Ed. note: We’ve now moved this post to Jonell Galloway’s food blog on GenevaLunch, “The Rambling Epicure.” (note, 2011: now the blog Savouring Switzerland) You’ll find this and much more on buying, cooking, eating at home and dining out from our food expert! Be sure to visit soon.
LiftAsia08: an Dubno knows a cool gadget when he sees one; Sarah Marquis has walked across the Australian desert solo; Philippa Martin-King talks about energy
(Running notes from LiftAsia08, in Jeju, Korea. I’m moderating this session, so only partial blogging.)
Dan Dubno — technologist, broadcaster, producer, conference host (the invitation-only Gadgetoff), blogger (Gizmorama), pioneer in the use of graphic and visualization tools on television, and more — is Mr Gadget. He is the opening speaker of the sustainable development session which, sponsored by WattWatt, is becoming a permanent feature of the Lift conferences. So Dan talks also about (and shows) “green” gadgets — although, he says, clearly no gadget is really sustainable.
"Her name was Lola, she was a showgirl. With yellow feathers in her hair and a dress cut down to there."
Photos: Sarah Minchin. Reproduced with permission
She is a showgirl through and through. Not only did she appear with feathers in her hair, but corsages and wigs, various hats, thigh-length boots, elegant evening dresses, cute short-shorts, geisha dress, and many other outfits, all with gravity defying shoes. This evening was about fabulous costumes and fun.
If you are in the non-seated area, the Geneva Arena is a good place to see bands close up and personal. In many other major city arenas, Kylie would have been a speck in the distance. As it was, this small but perfectly formed venue is ideal for a small but perfectly formed artist such as Kylie. Addressing the audience in perfect French she won the crowd over in the first few minutes and then went on to give her all.

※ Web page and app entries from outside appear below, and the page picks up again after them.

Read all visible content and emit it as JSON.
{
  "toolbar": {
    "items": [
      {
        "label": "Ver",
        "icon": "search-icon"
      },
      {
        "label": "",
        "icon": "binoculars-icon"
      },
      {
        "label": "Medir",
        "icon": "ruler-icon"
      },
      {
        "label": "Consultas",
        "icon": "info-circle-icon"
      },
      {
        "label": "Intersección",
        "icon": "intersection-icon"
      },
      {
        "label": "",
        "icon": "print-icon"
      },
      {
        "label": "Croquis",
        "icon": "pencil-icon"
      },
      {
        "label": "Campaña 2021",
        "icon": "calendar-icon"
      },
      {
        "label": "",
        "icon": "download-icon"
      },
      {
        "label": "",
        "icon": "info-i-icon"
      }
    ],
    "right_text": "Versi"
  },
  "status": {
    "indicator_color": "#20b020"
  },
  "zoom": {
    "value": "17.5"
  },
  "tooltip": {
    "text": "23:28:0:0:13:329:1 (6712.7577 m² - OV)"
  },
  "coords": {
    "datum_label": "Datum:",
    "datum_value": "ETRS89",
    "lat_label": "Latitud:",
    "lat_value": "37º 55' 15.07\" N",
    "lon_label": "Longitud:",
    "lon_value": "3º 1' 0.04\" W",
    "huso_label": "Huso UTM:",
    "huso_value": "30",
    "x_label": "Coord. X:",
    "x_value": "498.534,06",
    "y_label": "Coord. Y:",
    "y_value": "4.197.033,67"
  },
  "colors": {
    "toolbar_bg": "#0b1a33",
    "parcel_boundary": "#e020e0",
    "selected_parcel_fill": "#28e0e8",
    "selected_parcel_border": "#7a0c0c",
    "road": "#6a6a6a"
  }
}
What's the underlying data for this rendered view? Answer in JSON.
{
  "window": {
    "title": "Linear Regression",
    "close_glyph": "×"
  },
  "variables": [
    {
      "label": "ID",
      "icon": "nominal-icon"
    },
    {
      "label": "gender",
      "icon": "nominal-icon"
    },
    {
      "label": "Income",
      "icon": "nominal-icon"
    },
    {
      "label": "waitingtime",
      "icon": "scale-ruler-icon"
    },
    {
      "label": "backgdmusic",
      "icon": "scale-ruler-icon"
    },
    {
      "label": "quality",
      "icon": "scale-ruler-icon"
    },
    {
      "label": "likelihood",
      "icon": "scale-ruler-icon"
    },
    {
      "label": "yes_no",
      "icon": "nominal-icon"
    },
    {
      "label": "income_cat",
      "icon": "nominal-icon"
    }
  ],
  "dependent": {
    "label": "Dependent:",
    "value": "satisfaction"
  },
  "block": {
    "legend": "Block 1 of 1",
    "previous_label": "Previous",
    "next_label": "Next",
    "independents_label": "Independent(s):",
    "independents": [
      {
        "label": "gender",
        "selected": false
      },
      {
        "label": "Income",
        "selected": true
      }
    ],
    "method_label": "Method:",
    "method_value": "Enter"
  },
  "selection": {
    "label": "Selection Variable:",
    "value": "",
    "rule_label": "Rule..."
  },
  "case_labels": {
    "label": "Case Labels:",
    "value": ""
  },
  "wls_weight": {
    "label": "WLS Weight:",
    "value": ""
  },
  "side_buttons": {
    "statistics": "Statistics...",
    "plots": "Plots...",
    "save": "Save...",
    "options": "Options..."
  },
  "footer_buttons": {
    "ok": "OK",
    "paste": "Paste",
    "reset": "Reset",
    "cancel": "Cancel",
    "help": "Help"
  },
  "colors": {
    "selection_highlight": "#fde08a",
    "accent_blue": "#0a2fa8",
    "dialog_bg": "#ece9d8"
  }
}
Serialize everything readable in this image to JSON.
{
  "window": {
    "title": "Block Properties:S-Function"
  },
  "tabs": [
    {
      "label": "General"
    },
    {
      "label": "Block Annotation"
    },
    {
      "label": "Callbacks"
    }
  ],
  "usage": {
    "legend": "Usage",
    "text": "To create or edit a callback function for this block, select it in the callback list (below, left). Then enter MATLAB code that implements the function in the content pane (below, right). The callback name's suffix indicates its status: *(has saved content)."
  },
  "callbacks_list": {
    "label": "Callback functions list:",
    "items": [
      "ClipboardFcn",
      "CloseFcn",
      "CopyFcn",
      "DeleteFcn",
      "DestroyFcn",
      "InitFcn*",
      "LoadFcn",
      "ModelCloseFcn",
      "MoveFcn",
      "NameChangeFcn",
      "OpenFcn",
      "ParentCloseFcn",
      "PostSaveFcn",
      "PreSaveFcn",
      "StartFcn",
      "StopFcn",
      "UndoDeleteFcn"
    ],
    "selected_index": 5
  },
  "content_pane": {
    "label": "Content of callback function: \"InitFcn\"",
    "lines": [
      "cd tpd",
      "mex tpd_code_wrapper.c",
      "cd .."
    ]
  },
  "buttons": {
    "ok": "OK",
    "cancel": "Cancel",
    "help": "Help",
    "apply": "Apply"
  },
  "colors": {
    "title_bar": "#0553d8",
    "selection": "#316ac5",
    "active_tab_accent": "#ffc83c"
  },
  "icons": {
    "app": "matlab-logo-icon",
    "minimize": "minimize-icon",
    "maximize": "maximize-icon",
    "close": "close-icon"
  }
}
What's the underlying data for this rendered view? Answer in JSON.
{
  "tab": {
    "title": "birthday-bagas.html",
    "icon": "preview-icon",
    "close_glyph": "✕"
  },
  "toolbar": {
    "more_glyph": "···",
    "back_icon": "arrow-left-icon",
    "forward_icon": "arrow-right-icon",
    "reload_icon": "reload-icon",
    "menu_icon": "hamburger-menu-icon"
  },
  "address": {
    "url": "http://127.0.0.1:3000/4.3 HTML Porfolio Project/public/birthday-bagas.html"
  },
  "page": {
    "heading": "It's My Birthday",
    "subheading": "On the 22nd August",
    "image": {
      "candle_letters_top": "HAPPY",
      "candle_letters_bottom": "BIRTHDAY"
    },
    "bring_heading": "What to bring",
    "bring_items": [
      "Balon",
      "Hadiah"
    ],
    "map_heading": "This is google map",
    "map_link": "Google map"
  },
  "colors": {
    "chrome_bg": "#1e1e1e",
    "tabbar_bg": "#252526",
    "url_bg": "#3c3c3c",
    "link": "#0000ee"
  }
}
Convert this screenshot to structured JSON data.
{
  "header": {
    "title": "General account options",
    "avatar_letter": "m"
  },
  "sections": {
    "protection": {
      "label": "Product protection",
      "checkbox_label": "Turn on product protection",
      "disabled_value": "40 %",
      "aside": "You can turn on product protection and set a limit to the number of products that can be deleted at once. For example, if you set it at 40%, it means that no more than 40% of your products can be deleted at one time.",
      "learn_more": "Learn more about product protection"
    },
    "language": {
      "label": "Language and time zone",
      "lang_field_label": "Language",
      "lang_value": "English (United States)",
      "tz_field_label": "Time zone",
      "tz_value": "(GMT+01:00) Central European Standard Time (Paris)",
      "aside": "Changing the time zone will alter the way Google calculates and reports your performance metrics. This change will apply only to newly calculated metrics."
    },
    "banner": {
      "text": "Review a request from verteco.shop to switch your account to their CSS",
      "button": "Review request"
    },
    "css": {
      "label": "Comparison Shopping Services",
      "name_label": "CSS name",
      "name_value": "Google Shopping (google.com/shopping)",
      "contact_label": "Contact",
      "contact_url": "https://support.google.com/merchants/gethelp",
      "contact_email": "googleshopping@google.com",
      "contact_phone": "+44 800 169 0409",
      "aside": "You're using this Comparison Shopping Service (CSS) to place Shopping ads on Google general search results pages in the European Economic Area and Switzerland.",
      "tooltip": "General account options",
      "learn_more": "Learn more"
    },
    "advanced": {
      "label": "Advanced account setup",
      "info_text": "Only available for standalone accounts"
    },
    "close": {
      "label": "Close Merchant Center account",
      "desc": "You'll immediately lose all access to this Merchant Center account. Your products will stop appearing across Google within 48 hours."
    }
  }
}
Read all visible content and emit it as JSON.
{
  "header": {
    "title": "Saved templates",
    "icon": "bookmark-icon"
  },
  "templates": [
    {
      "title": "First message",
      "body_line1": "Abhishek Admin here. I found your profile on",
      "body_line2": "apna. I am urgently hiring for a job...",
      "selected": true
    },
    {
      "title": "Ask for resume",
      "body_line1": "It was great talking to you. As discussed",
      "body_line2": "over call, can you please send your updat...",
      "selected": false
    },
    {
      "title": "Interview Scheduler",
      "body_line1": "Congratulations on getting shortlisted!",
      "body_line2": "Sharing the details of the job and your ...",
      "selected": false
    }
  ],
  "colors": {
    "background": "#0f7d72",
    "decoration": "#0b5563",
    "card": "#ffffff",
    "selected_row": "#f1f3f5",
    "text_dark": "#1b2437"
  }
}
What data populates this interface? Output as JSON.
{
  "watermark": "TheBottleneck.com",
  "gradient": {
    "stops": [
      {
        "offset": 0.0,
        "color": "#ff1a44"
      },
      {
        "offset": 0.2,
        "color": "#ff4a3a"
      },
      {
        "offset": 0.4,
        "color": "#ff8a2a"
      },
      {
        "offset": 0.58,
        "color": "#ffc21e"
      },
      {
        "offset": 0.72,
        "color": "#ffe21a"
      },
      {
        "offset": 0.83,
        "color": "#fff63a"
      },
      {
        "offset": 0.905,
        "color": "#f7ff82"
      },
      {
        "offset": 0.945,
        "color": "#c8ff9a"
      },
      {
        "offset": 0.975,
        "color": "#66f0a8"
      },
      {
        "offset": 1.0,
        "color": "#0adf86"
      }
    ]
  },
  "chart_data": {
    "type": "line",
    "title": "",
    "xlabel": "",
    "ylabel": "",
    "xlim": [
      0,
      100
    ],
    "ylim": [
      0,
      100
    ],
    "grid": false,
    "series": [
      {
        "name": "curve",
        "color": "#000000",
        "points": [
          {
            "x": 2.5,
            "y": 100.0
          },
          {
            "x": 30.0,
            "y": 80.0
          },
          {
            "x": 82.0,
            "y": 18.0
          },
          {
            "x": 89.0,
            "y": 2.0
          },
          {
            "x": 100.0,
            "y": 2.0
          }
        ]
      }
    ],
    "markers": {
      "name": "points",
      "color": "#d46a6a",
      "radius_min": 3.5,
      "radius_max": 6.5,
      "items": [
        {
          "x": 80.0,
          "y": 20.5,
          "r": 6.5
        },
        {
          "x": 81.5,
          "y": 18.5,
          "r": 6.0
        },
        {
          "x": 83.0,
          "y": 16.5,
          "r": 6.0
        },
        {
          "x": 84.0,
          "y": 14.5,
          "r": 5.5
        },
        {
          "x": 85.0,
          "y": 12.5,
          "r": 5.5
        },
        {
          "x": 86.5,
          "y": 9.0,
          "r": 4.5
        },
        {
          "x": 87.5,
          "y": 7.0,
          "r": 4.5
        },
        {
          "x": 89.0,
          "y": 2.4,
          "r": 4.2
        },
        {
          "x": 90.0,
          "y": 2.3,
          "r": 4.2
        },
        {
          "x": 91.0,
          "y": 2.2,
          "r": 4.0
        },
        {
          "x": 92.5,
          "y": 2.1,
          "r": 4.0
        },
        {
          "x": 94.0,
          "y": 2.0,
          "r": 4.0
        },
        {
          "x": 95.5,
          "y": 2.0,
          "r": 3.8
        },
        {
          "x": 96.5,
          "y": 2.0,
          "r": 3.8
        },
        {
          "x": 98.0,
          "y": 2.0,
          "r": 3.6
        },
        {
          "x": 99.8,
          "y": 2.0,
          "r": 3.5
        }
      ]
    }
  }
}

Minogue is a consummate performer, a seasoned trouper and gave the audience exactly what they wanted, dancing, audience participation, and singing most of her hits, in a great show.
If concerts could be judged on excellent value for money then this was one of them. A 20 member stage act (including band and dancers) for a CHF79 ticket, in a show lasting well over two hours, worked out at approximately 65 centimes a minute. A bargain.
Lots of technical wizardry and spectacle included Minogue being lowered on to the stage atop a giant shiny skull. The grand finale resulted in thousands of gold streamers being released into the audience, and the train back into central Geneva after the concert was full of smiling, happy fans, the sign of a very good night out. Showgirl supreme indeed.
(This article is reprinted with permission from the GWIT web site.)
Xing, Twitter, Second Life: are you on top of it? If not, come along to an event in Geneva that will put Web 2.0 into perspective.
The event is organized by the newly revived Switzerland chapter of the IABC (International Association of Business Communicators) and is designed to demystify the world of social media for those working in communications. It